- **To do**
The answer is all of the entries below, repeated exactly and free of pictures.

(Items from an interface collection)
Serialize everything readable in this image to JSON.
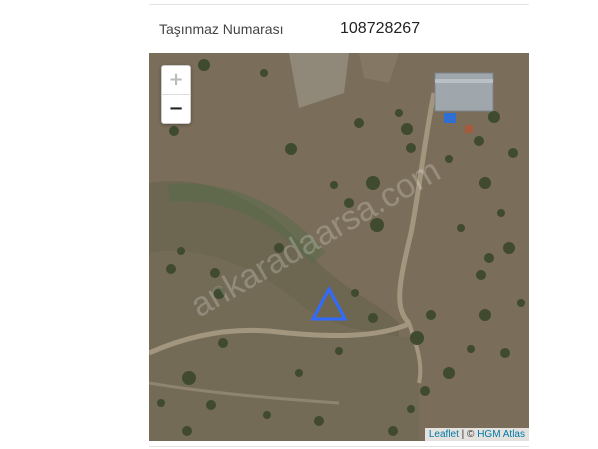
{
  "parcel": {
    "label": "Taşınmaz Numarası",
    "value": "108728267"
  },
  "map": {
    "zoom_in_label": "+",
    "zoom_out_label": "−",
    "watermark": "ankaradaarsa.com",
    "marker_color": "#2f6bff",
    "attribution": {
      "leaflet": "Leaflet",
      "separator": " | © ",
      "provider": "HGM Atlas"
    }
  }
}
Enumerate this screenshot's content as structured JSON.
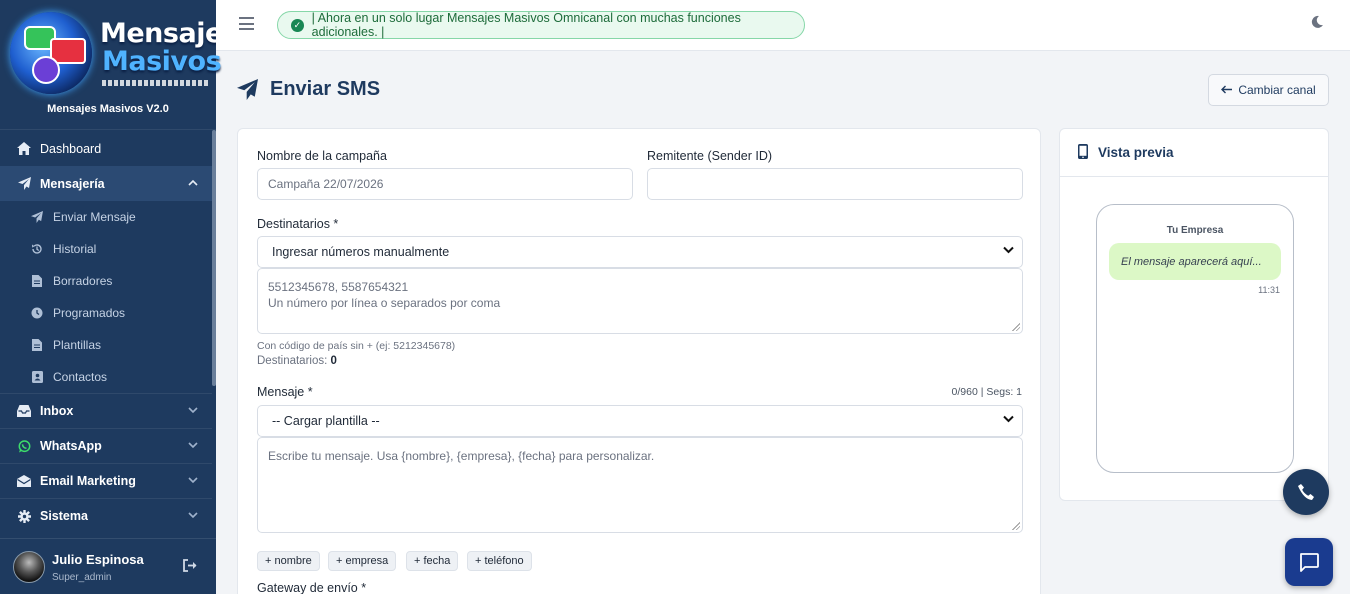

- **Output of the exercise**
Serialize everything readable in this image to JSON.
{
  "parcel": {
    "label": "Taşınmaz Numarası",
    "value": "108728267"
  },
  "map": {
    "zoom_in_label": "+",
    "zoom_out_label": "−",
    "watermark": "ankaradaarsa.com",
    "marker_color": "#2f6bff",
    "attribution": {
      "leaflet": "Leaflet",
      "separator": " | © ",
      "provider": "HGM Atlas"
    }
  }
}
Enumerate this screenshot's content as structured JSON.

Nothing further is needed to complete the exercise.